Brain Tumor

Posted September 14, 2022 by Anusha ‐ 4 min read

A brain tumor is an abnormal growth or mass of cells in or around your brain. Together, spinal tumors and brain tumors are called central nervous system (CNS) tumors.

Causes of Brain Tumor

  • Researchers know brain tumors develop when certain genes on the chromosomes of a cell are damaged and no longer function properly, but they aren’t sure why this happens.

  • Your DNA in your chromosomes tells cells throughout your body what to do it tells them when to grow, when to divide or multiply and/or when to die.

  • When brain cell DNA changes, it gives your brain cells new instructions.

  • Your body develops abnormal brain cells that grow and multiply faster than normal and sometimes live longer than normal.

  • When that happens, the ever-growing crowd of abnormal cells takes over space in your brain.

  • In some cases, a person may be born with changes in one or more of these genes.

  • Environmental factors, such as exposure to large amounts of radiation from X-rays or previous cancer treatment, may then lead to further damage.

  • In other cases, the environmental injury to the genes may be the only cause.

Symptoms of Brain Tumor

  • Headaches that may be more severe in the morning or wake you up at night.

  • Seizures.

  • Difficulty thinking, speaking or understanding language.

  • Personality changes.

  • Weakness or paralysis in one part or one side of your body.

  • Balance problems or dizziness.

  • Vision issues.

  • Hearing issues.

  • Facial numbness or tingling.

  • Nausea or vomiting.

  • Confusion and disorientation.

Diagnosis of Brain Tumor

Brain MRI or CT scan

  • Magnetic resonance imaging (MRI) is the best imaging test for identifying brain tumors.

  • Computed tomography (CT) is a good alternative if you’re unable to undergo an MRI.

  • Before these tests, a substance that makes the tumor easier to see called a contrast agent is injected into one of your veins.

  • These tests can show the tumor’s size and exact position in specific detail.

  • Your healthcare provider may also look at other parts of your body, such as your lungs, colon or breasts, to see if the tumor has spread.


  • Healthcare providers usually need to do a biopsy of the tumor (removal of a sample of the tumor for examination under a microscope) to identify the type of tumor and if it’s cancerous.

  • A neurosurgeon may perform a biopsy during surgery in which they remove all or part of the tumor.

  • If the tumor is difficult to reach, they may perform a stereotactic biopsy, which involves creating a small hole in your skull and using a needle to take a sample of tissue from the tumor.

Spinal tap (lumbar puncture)

  • For this procedure, your healthcare provider uses a small needle to remove cerebrospinal fluid (CSF) from around your spine.

  • A laboratory examines this fluid to look for cancer cells.

  • Healthcare providers use this procedure when they suspect that the tumor has invaded the layers of tissues that cover your brain (meninges).

Specialized tests

  • Certain tests can sometimes help with the diagnosis.

  • For example, your healthcare provider may order tests that check your blood and cerebrospinal fluid for substances that certain tumors release called tumor markers.

  • They can also test for gene abnormalities that are characteristic of certain tumors.

Treatment of Brain Tumor

Brain surgery (craniotomy)

When possible, neurosurgeons remove the tumor.
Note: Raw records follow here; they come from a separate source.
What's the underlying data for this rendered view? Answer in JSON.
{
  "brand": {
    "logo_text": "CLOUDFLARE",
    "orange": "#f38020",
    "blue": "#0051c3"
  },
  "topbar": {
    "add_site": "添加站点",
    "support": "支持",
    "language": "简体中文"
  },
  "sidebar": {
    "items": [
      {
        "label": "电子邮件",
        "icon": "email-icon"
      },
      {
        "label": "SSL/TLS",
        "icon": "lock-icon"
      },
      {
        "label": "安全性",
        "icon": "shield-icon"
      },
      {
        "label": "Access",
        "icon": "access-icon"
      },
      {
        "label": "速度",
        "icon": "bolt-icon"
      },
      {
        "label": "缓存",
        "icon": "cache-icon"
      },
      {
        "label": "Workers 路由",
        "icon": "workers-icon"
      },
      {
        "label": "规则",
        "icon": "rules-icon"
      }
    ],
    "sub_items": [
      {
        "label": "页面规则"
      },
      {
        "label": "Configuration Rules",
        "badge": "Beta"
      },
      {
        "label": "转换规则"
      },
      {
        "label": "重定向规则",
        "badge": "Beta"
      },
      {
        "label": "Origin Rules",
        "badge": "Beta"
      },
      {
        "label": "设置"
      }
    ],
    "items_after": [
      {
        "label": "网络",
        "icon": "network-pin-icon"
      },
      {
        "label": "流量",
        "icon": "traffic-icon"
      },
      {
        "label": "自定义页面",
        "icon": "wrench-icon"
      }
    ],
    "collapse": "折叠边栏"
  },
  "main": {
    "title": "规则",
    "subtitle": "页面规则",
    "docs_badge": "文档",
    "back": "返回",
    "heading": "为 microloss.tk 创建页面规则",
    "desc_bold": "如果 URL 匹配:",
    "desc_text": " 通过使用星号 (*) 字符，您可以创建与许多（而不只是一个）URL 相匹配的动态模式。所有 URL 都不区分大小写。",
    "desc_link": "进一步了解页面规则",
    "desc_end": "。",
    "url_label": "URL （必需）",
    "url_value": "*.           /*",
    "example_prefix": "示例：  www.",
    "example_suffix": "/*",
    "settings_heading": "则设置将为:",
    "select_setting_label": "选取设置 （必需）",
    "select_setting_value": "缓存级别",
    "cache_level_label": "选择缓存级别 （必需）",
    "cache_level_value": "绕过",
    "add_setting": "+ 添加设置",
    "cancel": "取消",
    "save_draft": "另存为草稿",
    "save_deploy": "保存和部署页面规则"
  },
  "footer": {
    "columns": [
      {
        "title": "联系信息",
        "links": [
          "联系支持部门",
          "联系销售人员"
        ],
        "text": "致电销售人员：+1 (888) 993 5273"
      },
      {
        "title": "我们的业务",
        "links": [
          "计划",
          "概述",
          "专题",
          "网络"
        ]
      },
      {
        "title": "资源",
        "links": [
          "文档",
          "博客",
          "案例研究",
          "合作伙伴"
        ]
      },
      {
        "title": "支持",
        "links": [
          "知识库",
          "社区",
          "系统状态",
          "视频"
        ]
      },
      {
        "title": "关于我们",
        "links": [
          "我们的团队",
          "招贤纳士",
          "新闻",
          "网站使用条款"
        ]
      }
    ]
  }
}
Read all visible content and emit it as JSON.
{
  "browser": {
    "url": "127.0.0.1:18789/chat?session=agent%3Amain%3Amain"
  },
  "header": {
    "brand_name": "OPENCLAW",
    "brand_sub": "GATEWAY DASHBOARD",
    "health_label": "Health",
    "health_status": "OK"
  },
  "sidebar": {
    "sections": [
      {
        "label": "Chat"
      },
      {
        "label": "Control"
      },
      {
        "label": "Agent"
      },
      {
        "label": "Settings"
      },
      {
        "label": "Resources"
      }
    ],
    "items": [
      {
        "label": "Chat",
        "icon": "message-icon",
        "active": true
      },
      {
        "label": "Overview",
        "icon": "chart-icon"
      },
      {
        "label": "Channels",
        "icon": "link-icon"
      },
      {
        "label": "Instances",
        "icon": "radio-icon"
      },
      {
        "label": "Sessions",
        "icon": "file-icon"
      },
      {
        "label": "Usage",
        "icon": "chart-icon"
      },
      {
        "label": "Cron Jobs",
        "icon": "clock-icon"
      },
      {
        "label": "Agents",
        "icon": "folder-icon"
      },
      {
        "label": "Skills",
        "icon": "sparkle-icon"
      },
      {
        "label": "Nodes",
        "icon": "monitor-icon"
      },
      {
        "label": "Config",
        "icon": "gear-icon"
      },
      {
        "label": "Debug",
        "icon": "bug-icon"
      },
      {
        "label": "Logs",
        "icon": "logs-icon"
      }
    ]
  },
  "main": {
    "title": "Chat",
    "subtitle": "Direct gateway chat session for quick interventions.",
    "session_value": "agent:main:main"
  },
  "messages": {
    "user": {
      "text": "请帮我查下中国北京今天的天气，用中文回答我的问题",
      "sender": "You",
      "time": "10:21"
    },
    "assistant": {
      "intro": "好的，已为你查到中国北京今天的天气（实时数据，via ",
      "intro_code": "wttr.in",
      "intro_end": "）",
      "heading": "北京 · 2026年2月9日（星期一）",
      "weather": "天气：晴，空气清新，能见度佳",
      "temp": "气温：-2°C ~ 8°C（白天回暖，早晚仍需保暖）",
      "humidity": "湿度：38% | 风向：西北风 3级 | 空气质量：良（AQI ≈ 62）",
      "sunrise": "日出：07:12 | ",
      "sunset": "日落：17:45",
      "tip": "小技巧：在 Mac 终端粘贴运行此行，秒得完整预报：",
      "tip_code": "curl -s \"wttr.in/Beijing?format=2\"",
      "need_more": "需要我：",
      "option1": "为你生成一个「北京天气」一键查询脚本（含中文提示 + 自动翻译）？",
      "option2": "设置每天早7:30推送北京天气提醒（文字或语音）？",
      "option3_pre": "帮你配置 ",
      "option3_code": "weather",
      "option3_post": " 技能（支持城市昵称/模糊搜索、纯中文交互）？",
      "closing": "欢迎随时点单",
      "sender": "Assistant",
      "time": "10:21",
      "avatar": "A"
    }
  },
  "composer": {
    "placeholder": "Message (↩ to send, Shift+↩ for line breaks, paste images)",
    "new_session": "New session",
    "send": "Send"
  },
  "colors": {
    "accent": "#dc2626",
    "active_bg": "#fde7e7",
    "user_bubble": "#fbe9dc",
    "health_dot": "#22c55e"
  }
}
They work very carefully, sometimes performing surgery when you’re awake (you won’t feel pain), to minimize damage to functional areas of your brain.

Radiation therapy

High doses of X-rays destroy brain tumor cells or shrink the tumor in this type of treatment.


This is a type of radiation therapy that uses very focused beams of radiation (gamma rays or proton beams) to destroy a tumor. It’s not actually surgery because it doesn’t require an incision (cut).


This is a form of radiation therapy. It involves surgically placing radioactive seeds, capsules or other implants directly in or near the cancerous tumor.


  • This therapy consists of anticancer drugs that kill cancer cells in your brain and throughout your body.

  • You might receive chemotherapy through an injection into a vein or take it as a pill.

  • Your healthcare provider may recommend chemotherapy after surgery to kill any cancer cells left behind or to prevent remaining tumor cells from growing.


Immunotherapy, also called biological therapy, is a type of treatment that uses your body’s immune system to fight cancer. The therapy mainly consists of stimulating your immune system to help it do its job more effectively.

Targeted therapy

With this treatment, drugs target specific features in cancer cells without harming healthy cells. Your healthcare provider may recommend targeted therapy if you have trouble tolerating the side effects of chemotherapy, such as fatigue and nausea.

Watchful waiting/active surveillance

If you have a brain tumor that’s very small and isn’t causing symptoms, your healthcare provider may recommend closely monitoring the tumor for signs of growth with regular testing.

diseases disorders brain-tumor cancers

Subscribe For More Content